--- WHAT IS EXPECTED ---
Each record must be returned exactly, apart from the pictures, which stay out.

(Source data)
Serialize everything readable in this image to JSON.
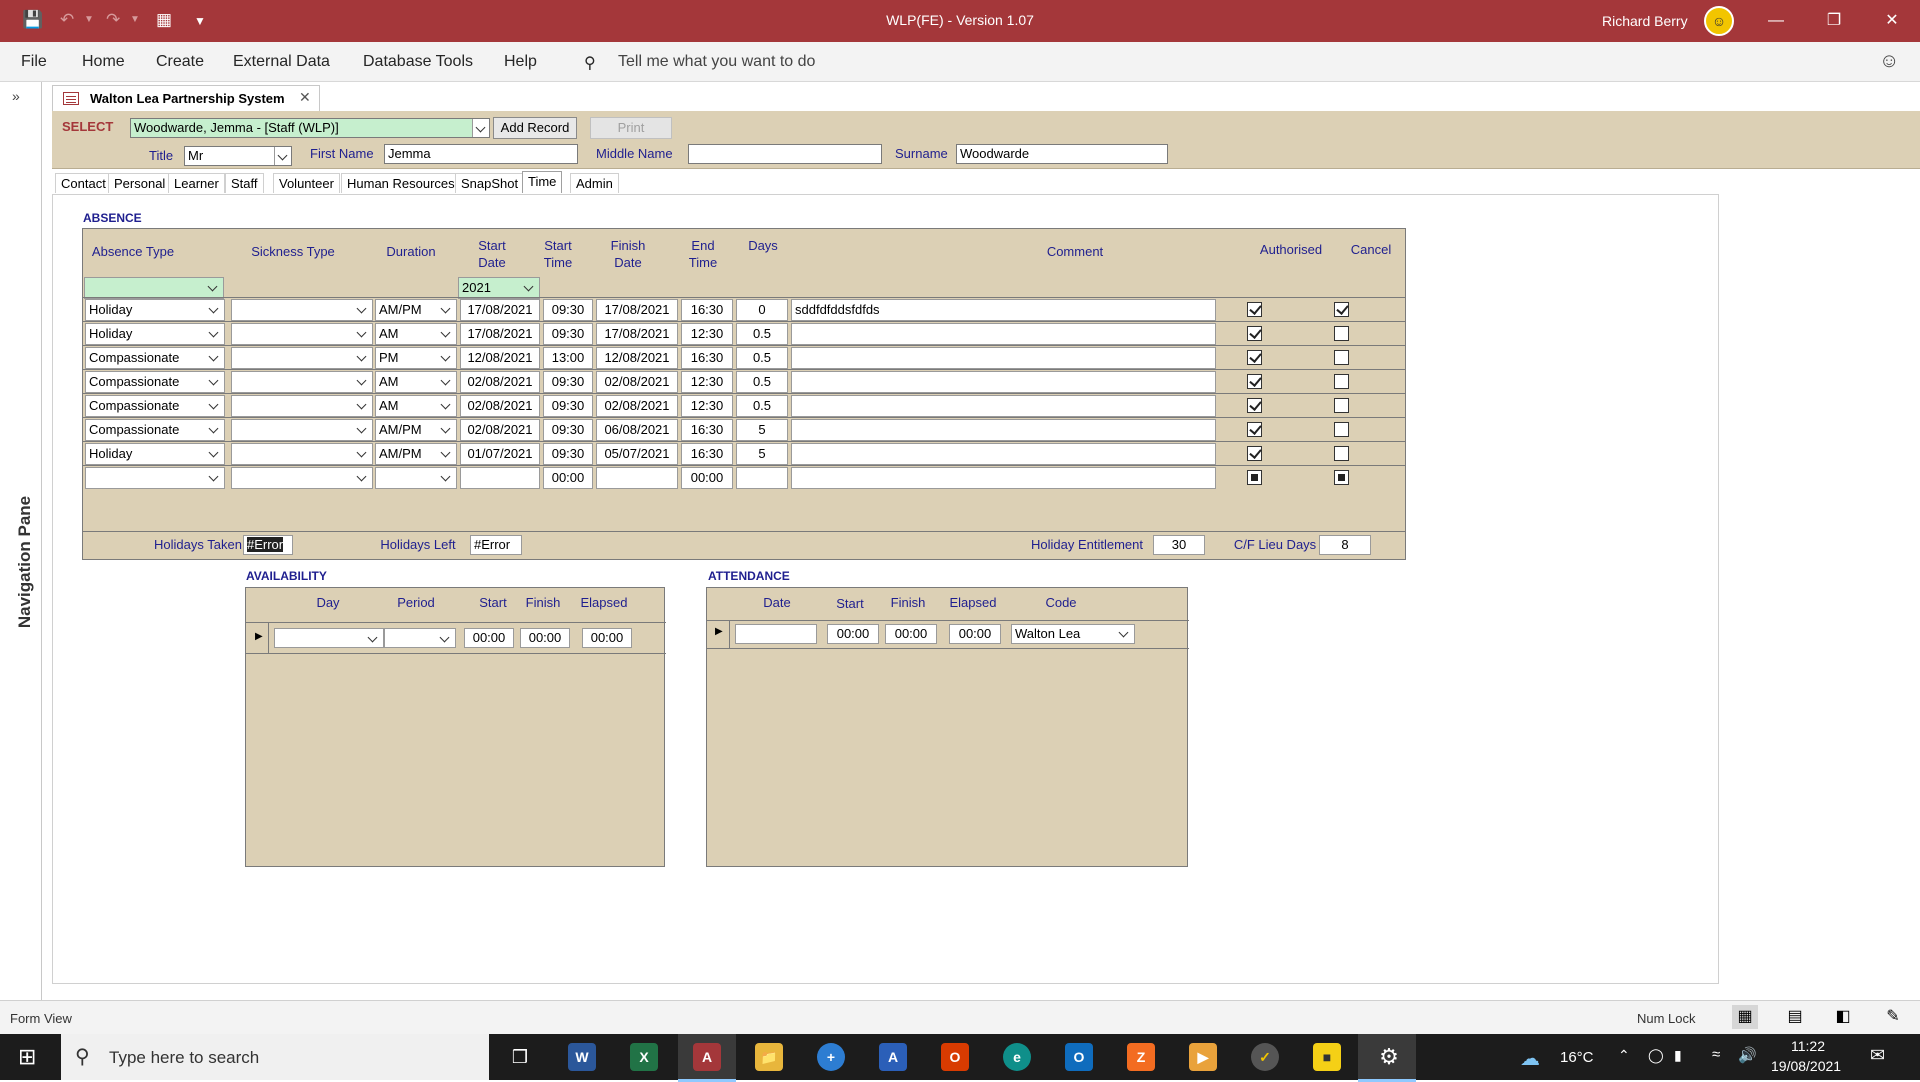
{
  "window": {
    "title": "WLP(FE) - Version 1.07",
    "user": "Richard Berry"
  },
  "ribbon": {
    "tabs": [
      "File",
      "Home",
      "Create",
      "External Data",
      "Database Tools",
      "Help"
    ],
    "tell_me": "Tell me what you want to do"
  },
  "nav_pane": {
    "label": "Navigation Pane"
  },
  "document_tab": {
    "label": "Walton Lea Partnership System"
  },
  "header": {
    "select_label": "SELECT",
    "select_value": "Woodwarde, Jemma - [Staff (WLP)]",
    "add_record": "Add Record",
    "print": "Print",
    "title_label": "Title",
    "title_value": "Mr",
    "first_name_label": "First Name",
    "first_name_value": "Jemma",
    "middle_name_label": "Middle Name",
    "middle_name_value": "",
    "surname_label": "Surname",
    "surname_value": "Woodwarde"
  },
  "page_tabs": [
    "Contact",
    "Personal",
    "Learner",
    "Staff",
    "Volunteer",
    "Human Resources",
    "SnapShot",
    "Time",
    "Admin"
  ],
  "active_tab": "Time",
  "absence": {
    "title": "ABSENCE",
    "columns": {
      "absence_type": "Absence Type",
      "sickness_type": "Sickness Type",
      "duration": "Duration",
      "start_date_1": "Start",
      "start_date_2": "Date",
      "start_time_1": "Start",
      "start_time_2": "Time",
      "finish_date_1": "Finish",
      "finish_date_2": "Date",
      "end_time_1": "End",
      "end_time_2": "Time",
      "days": "Days",
      "comment": "Comment",
      "authorised": "Authorised",
      "cancel": "Cancel"
    },
    "year_filter": "2021",
    "rows": [
      {
        "type": "Holiday",
        "sickness": "",
        "duration": "AM/PM",
        "start_date": "17/08/2021",
        "start_time": "09:30",
        "finish_date": "17/08/2021",
        "end_time": "16:30",
        "days": "0",
        "comment": "sddfdfddsfdfds",
        "authorised": true,
        "cancel": true
      },
      {
        "type": "Holiday",
        "sickness": "",
        "duration": "AM",
        "start_date": "17/08/2021",
        "start_time": "09:30",
        "finish_date": "17/08/2021",
        "end_time": "12:30",
        "days": "0.5",
        "comment": "",
        "authorised": true,
        "cancel": false
      },
      {
        "type": "Compassionate",
        "sickness": "",
        "duration": "PM",
        "start_date": "12/08/2021",
        "start_time": "13:00",
        "finish_date": "12/08/2021",
        "end_time": "16:30",
        "days": "0.5",
        "comment": "",
        "authorised": true,
        "cancel": false
      },
      {
        "type": "Compassionate",
        "sickness": "",
        "duration": "AM",
        "start_date": "02/08/2021",
        "start_time": "09:30",
        "finish_date": "02/08/2021",
        "end_time": "12:30",
        "days": "0.5",
        "comment": "",
        "authorised": true,
        "cancel": false
      },
      {
        "type": "Compassionate",
        "sickness": "",
        "duration": "AM",
        "start_date": "02/08/2021",
        "start_time": "09:30",
        "finish_date": "02/08/2021",
        "end_time": "12:30",
        "days": "0.5",
        "comment": "",
        "authorised": true,
        "cancel": false
      },
      {
        "type": "Compassionate",
        "sickness": "",
        "duration": "AM/PM",
        "start_date": "02/08/2021",
        "start_time": "09:30",
        "finish_date": "06/08/2021",
        "end_time": "16:30",
        "days": "5",
        "comment": "",
        "authorised": true,
        "cancel": false
      },
      {
        "type": "Holiday",
        "sickness": "",
        "duration": "AM/PM",
        "start_date": "01/07/2021",
        "start_time": "09:30",
        "finish_date": "05/07/2021",
        "end_time": "16:30",
        "days": "5",
        "comment": "",
        "authorised": true,
        "cancel": false
      }
    ],
    "new_row": {
      "start_time": "00:00",
      "end_time": "00:00"
    },
    "footer": {
      "holidays_taken_label": "Holidays Taken",
      "holidays_taken_value": "#Error",
      "holidays_left_label": "Holidays Left",
      "holidays_left_value": "#Error",
      "entitlement_label": "Holiday Entitlement",
      "entitlement_value": "30",
      "lieu_label": "C/F Lieu Days",
      "lieu_value": "8"
    }
  },
  "availability": {
    "title": "AVAILABILITY",
    "columns": {
      "day": "Day",
      "period": "Period",
      "start": "Start",
      "finish": "Finish",
      "elapsed": "Elapsed"
    },
    "row": {
      "start": "00:00",
      "finish": "00:00",
      "elapsed": "00:00"
    }
  },
  "attendance": {
    "title": "ATTENDANCE",
    "columns": {
      "date": "Date",
      "start": "Start",
      "finish": "Finish",
      "elapsed": "Elapsed",
      "code": "Code"
    },
    "row": {
      "date": "",
      "start": "00:00",
      "finish": "00:00",
      "elapsed": "00:00",
      "code": "Walton Lea"
    }
  },
  "status_bar": {
    "left": "Form View",
    "num_lock": "Num Lock"
  },
  "taskbar": {
    "search": "Type here to search",
    "temperature": "16°C",
    "time": "11:22",
    "date": "19/08/2021"
  }
}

--- ANSWER TO THIS PROBLEM ---
Serialize everything readable in this image to JSON.
{
  "window": {
    "title": "WLP(FE) - Version 1.07",
    "user": "Richard Berry"
  },
  "ribbon": {
    "tabs": [
      "File",
      "Home",
      "Create",
      "External Data",
      "Database Tools",
      "Help"
    ],
    "tell_me": "Tell me what you want to do"
  },
  "nav_pane": {
    "label": "Navigation Pane"
  },
  "document_tab": {
    "label": "Walton Lea Partnership System"
  },
  "header": {
    "select_label": "SELECT",
    "select_value": "Woodwarde, Jemma - [Staff (WLP)]",
    "add_record": "Add Record",
    "print": "Print",
    "title_label": "Title",
    "title_value": "Mr",
    "first_name_label": "First Name",
    "first_name_value": "Jemma",
    "middle_name_label": "Middle Name",
    "middle_name_value": "",
    "surname_label": "Surname",
    "surname_value": "Woodwarde"
  },
  "page_tabs": [
    "Contact",
    "Personal",
    "Learner",
    "Staff",
    "Volunteer",
    "Human Resources",
    "SnapShot",
    "Time",
    "Admin"
  ],
  "active_tab": "Time",
  "absence": {
    "title": "ABSENCE",
    "columns": {
      "absence_type": "Absence Type",
      "sickness_type": "Sickness Type",
      "duration": "Duration",
      "start_date_1": "Start",
      "start_date_2": "Date",
      "start_time_1": "Start",
      "start_time_2": "Time",
      "finish_date_1": "Finish",
      "finish_date_2": "Date",
      "end_time_1": "End",
      "end_time_2": "Time",
      "days": "Days",
      "comment": "Comment",
      "authorised": "Authorised",
      "cancel": "Cancel"
    },
    "year_filter": "2021",
    "rows": [
      {
        "type": "Holiday",
        "sickness": "",
        "duration": "AM/PM",
        "start_date": "17/08/2021",
        "start_time": "09:30",
        "finish_date": "17/08/2021",
        "end_time": "16:30",
        "days": "0",
        "comment": "sddfdfddsfdfds",
        "authorised": true,
        "cancel": true
      },
      {
        "type": "Holiday",
        "sickness": "",
        "duration": "AM",
        "start_date": "17/08/2021",
        "start_time": "09:30",
        "finish_date": "17/08/2021",
        "end_time": "12:30",
        "days": "0.5",
        "comment": "",
        "authorised": true,
        "cancel": false
      },
      {
        "type": "Compassionate",
        "sickness": "",
        "duration": "PM",
        "start_date": "12/08/2021",
        "start_time": "13:00",
        "finish_date": "12/08/2021",
        "end_time": "16:30",
        "days": "0.5",
        "comment": "",
        "authorised": true,
        "cancel": false
      },
      {
        "type": "Compassionate",
        "sickness": "",
        "duration": "AM",
        "start_date": "02/08/2021",
        "start_time": "09:30",
        "finish_date": "02/08/2021",
        "end_time": "12:30",
        "days": "0.5",
        "comment": "",
        "authorised": true,
        "cancel": false
      },
      {
        "type": "Compassionate",
        "sickness": "",
        "duration": "AM",
        "start_date": "02/08/2021",
        "start_time": "09:30",
        "finish_date": "02/08/2021",
        "end_time": "12:30",
        "days": "0.5",
        "comment": "",
        "authorised": true,
        "cancel": false
      },
      {
        "type": "Compassionate",
        "sickness": "",
        "duration": "AM/PM",
        "start_date": "02/08/2021",
        "start_time": "09:30",
        "finish_date": "06/08/2021",
        "end_time": "16:30",
        "days": "5",
        "comment": "",
        "authorised": true,
        "cancel": false
      },
      {
        "type": "Holiday",
        "sickness": "",
        "duration": "AM/PM",
        "start_date": "01/07/2021",
        "start_time": "09:30",
        "finish_date": "05/07/2021",
        "end_time": "16:30",
        "days": "5",
        "comment": "",
        "authorised": true,
        "cancel": false
      }
    ],
    "new_row": {
      "start_time": "00:00",
      "end_time": "00:00"
    },
    "footer": {
      "holidays_taken_label": "Holidays Taken",
      "holidays_taken_value": "#Error",
      "holidays_left_label": "Holidays Left",
      "holidays_left_value": "#Error",
      "entitlement_label": "Holiday Entitlement",
      "entitlement_value": "30",
      "lieu_label": "C/F Lieu Days",
      "lieu_value": "8"
    }
  },
  "availability": {
    "title": "AVAILABILITY",
    "columns": {
      "day": "Day",
      "period": "Period",
      "start": "Start",
      "finish": "Finish",
      "elapsed": "Elapsed"
    },
    "row": {
      "start": "00:00",
      "finish": "00:00",
      "elapsed": "00:00"
    }
  },
  "attendance": {
    "title": "ATTENDANCE",
    "columns": {
      "date": "Date",
      "start": "Start",
      "finish": "Finish",
      "elapsed": "Elapsed",
      "code": "Code"
    },
    "row": {
      "date": "",
      "start": "00:00",
      "finish": "00:00",
      "elapsed": "00:00",
      "code": "Walton Lea"
    }
  },
  "status_bar": {
    "left": "Form View",
    "num_lock": "Num Lock"
  },
  "taskbar": {
    "search": "Type here to search",
    "temperature": "16°C",
    "time": "11:22",
    "date": "19/08/2021"
  }
}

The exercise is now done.